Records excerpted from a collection

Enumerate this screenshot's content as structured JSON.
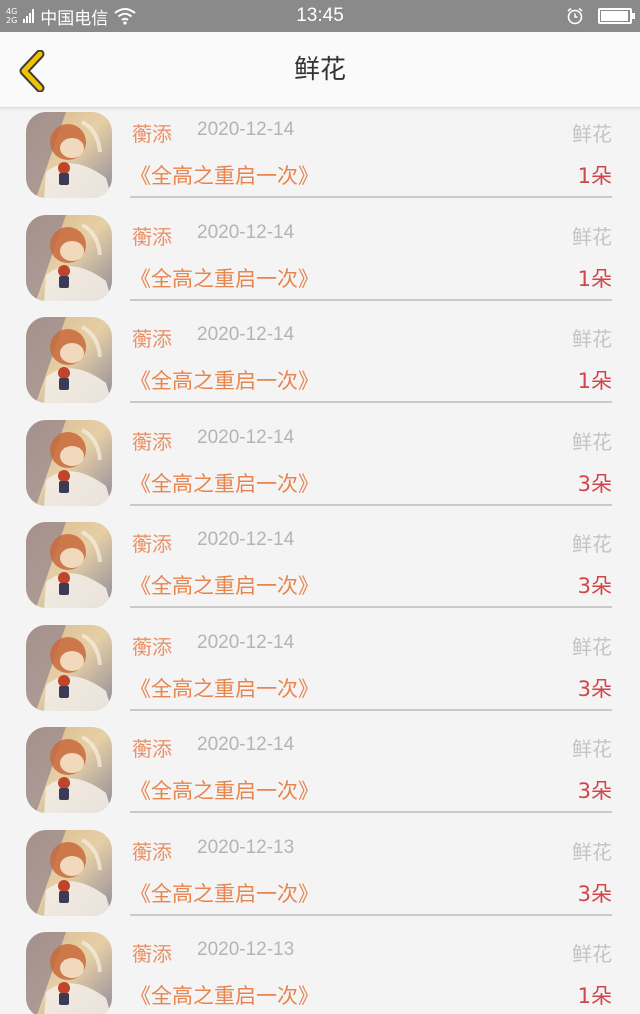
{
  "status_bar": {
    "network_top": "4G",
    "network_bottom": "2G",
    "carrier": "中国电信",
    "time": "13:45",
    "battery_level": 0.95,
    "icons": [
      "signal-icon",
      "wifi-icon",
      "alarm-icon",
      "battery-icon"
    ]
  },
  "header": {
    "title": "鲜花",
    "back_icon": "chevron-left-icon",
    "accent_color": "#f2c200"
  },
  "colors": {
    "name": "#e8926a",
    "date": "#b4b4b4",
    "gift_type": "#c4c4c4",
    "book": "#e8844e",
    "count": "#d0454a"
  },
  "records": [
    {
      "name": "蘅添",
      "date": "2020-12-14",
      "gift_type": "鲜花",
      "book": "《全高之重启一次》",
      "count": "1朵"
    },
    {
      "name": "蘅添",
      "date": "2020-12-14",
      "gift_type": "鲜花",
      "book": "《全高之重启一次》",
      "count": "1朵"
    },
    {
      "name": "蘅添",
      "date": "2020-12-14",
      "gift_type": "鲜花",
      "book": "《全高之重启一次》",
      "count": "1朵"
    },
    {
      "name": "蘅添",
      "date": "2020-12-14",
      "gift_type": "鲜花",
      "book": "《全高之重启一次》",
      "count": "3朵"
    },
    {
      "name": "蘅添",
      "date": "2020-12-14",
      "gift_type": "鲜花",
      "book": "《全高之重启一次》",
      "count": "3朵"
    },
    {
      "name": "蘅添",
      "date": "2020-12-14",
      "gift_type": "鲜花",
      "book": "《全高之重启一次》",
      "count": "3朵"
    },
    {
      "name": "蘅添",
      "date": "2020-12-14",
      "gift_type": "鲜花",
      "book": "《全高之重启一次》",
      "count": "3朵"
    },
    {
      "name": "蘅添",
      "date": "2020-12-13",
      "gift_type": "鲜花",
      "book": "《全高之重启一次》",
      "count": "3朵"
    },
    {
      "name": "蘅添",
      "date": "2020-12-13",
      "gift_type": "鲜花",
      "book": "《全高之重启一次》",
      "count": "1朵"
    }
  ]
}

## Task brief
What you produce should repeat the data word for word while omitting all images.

## Response below
Enumerate this screenshot's content as structured JSON.
{
  "status_bar": {
    "network_top": "4G",
    "network_bottom": "2G",
    "carrier": "中国电信",
    "time": "13:45",
    "battery_level": 0.95,
    "icons": [
      "signal-icon",
      "wifi-icon",
      "alarm-icon",
      "battery-icon"
    ]
  },
  "header": {
    "title": "鲜花",
    "back_icon": "chevron-left-icon",
    "accent_color": "#f2c200"
  },
  "colors": {
    "name": "#e8926a",
    "date": "#b4b4b4",
    "gift_type": "#c4c4c4",
    "book": "#e8844e",
    "count": "#d0454a"
  },
  "records": [
    {
      "name": "蘅添",
      "date": "2020-12-14",
      "gift_type": "鲜花",
      "book": "《全高之重启一次》",
      "count": "1朵"
    },
    {
      "name": "蘅添",
      "date": "2020-12-14",
      "gift_type": "鲜花",
      "book": "《全高之重启一次》",
      "count": "1朵"
    },
    {
      "name": "蘅添",
      "date": "2020-12-14",
      "gift_type": "鲜花",
      "book": "《全高之重启一次》",
      "count": "1朵"
    },
    {
      "name": "蘅添",
      "date": "2020-12-14",
      "gift_type": "鲜花",
      "book": "《全高之重启一次》",
      "count": "3朵"
    },
    {
      "name": "蘅添",
      "date": "2020-12-14",
      "gift_type": "鲜花",
      "book": "《全高之重启一次》",
      "count": "3朵"
    },
    {
      "name": "蘅添",
      "date": "2020-12-14",
      "gift_type": "鲜花",
      "book": "《全高之重启一次》",
      "count": "3朵"
    },
    {
      "name": "蘅添",
      "date": "2020-12-14",
      "gift_type": "鲜花",
      "book": "《全高之重启一次》",
      "count": "3朵"
    },
    {
      "name": "蘅添",
      "date": "2020-12-13",
      "gift_type": "鲜花",
      "book": "《全高之重启一次》",
      "count": "3朵"
    },
    {
      "name": "蘅添",
      "date": "2020-12-13",
      "gift_type": "鲜花",
      "book": "《全高之重启一次》",
      "count": "1朵"
    }
  ]
}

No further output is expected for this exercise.